Here the job is to restate every entry word for word.
______________________________
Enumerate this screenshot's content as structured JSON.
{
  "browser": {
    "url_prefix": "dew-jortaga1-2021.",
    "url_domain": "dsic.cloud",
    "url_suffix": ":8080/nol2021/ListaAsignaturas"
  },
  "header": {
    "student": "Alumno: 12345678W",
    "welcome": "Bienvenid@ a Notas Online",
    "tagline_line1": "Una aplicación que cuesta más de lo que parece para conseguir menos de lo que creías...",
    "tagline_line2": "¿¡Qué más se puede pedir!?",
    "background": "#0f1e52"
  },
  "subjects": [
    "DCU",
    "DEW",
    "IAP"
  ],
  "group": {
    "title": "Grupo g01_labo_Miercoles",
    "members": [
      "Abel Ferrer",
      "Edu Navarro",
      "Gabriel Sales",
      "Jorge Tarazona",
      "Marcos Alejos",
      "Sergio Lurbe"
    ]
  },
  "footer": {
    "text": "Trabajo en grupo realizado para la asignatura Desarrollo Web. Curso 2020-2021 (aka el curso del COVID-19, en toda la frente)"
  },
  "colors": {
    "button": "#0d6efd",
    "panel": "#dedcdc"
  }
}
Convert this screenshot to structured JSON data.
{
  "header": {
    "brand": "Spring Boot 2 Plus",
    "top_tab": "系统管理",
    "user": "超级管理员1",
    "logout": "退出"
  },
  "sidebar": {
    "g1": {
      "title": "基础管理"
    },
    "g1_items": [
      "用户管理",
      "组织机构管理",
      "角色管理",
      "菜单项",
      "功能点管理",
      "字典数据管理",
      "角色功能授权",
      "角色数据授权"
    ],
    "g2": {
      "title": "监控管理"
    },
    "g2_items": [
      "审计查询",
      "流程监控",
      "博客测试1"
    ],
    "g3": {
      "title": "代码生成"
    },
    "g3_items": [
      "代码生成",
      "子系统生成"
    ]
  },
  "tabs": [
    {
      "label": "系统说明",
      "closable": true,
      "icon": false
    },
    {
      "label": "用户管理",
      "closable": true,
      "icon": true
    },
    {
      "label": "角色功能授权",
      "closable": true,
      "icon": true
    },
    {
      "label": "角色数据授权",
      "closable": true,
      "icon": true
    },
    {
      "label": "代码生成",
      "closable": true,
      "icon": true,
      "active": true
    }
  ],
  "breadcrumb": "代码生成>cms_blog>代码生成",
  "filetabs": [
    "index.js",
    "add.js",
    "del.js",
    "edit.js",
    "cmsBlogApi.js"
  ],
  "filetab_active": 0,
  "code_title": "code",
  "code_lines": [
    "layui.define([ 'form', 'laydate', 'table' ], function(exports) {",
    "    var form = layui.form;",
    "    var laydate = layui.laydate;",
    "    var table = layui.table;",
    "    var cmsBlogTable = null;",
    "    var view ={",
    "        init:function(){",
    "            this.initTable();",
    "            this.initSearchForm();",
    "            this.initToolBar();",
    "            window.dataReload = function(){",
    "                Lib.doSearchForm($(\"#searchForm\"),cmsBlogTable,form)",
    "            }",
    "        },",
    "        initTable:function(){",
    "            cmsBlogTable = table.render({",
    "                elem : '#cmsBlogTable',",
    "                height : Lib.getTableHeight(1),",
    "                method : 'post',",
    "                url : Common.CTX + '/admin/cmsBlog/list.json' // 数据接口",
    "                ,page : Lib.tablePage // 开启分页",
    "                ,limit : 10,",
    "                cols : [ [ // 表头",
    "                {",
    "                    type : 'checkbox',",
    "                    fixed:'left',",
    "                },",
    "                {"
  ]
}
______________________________
ANSWER SPACE:
Enumerate this screenshot's content as structured JSON.
{
  "browser": {
    "url_prefix": "dew-jortaga1-2021.",
    "url_domain": "dsic.cloud",
    "url_suffix": ":8080/nol2021/ListaAsignaturas"
  },
  "header": {
    "student": "Alumno: 12345678W",
    "welcome": "Bienvenid@ a Notas Online",
    "tagline_line1": "Una aplicación que cuesta más de lo que parece para conseguir menos de lo que creías...",
    "tagline_line2": "¿¡Qué más se puede pedir!?",
    "background": "#0f1e52"
  },
  "subjects": [
    "DCU",
    "DEW",
    "IAP"
  ],
  "group": {
    "title": "Grupo g01_labo_Miercoles",
    "members": [
      "Abel Ferrer",
      "Edu Navarro",
      "Gabriel Sales",
      "Jorge Tarazona",
      "Marcos Alejos",
      "Sergio Lurbe"
    ]
  },
  "footer": {
    "text": "Trabajo en grupo realizado para la asignatura Desarrollo Web. Curso 2020-2021 (aka el curso del COVID-19, en toda la frente)"
  },
  "colors": {
    "button": "#0d6efd",
    "panel": "#dedcdc"
  }
}
Convert this screenshot to structured JSON data.
{
  "header": {
    "brand": "Spring Boot 2 Plus",
    "top_tab": "系统管理",
    "user": "超级管理员1",
    "logout": "退出"
  },
  "sidebar": {
    "g1": {
      "title": "基础管理"
    },
    "g1_items": [
      "用户管理",
      "组织机构管理",
      "角色管理",
      "菜单项",
      "功能点管理",
      "字典数据管理",
      "角色功能授权",
      "角色数据授权"
    ],
    "g2": {
      "title": "监控管理"
    },
    "g2_items": [
      "审计查询",
      "流程监控",
      "博客测试1"
    ],
    "g3": {
      "title": "代码生成"
    },
    "g3_items": [
      "代码生成",
      "子系统生成"
    ]
  },
  "tabs": [
    {
      "label": "系统说明",
      "closable": true,
      "icon": false
    },
    {
      "label": "用户管理",
      "closable": true,
      "icon": true
    },
    {
      "label": "角色功能授权",
      "closable": true,
      "icon": true
    },
    {
      "label": "角色数据授权",
      "closable": true,
      "icon": true
    },
    {
      "label": "代码生成",
      "closable": true,
      "icon": true,
      "active": true
    }
  ],
  "breadcrumb": "代码生成>cms_blog>代码生成",
  "filetabs": [
    "index.js",
    "add.js",
    "del.js",
    "edit.js",
    "cmsBlogApi.js"
  ],
  "filetab_active": 0,
  "code_title": "code",
  "code_lines": [
    "layui.define([ 'form', 'laydate', 'table' ], function(exports) {",
    "    var form = layui.form;",
    "    var laydate = layui.laydate;",
    "    var table = layui.table;",
    "    var cmsBlogTable = null;",
    "    var view ={",
    "        init:function(){",
    "            this.initTable();",
    "            this.initSearchForm();",
    "            this.initToolBar();",
    "            window.dataReload = function(){",
    "                Lib.doSearchForm($(\"#searchForm\"),cmsBlogTable,form)",
    "            }",
    "        },",
    "        initTable:function(){",
    "            cmsBlogTable = table.render({",
    "                elem : '#cmsBlogTable',",
    "                height : Lib.getTableHeight(1),",
    "                method : 'post',",
    "                url : Common.CTX + '/admin/cmsBlog/list.json' // 数据接口",
    "                ,page : Lib.tablePage // 开启分页",
    "                ,limit : 10,",
    "                cols : [ [ // 表头",
    "                {",
    "                    type : 'checkbox',",
    "                    fixed:'left',",
    "                },",
    "                {"
  ]
}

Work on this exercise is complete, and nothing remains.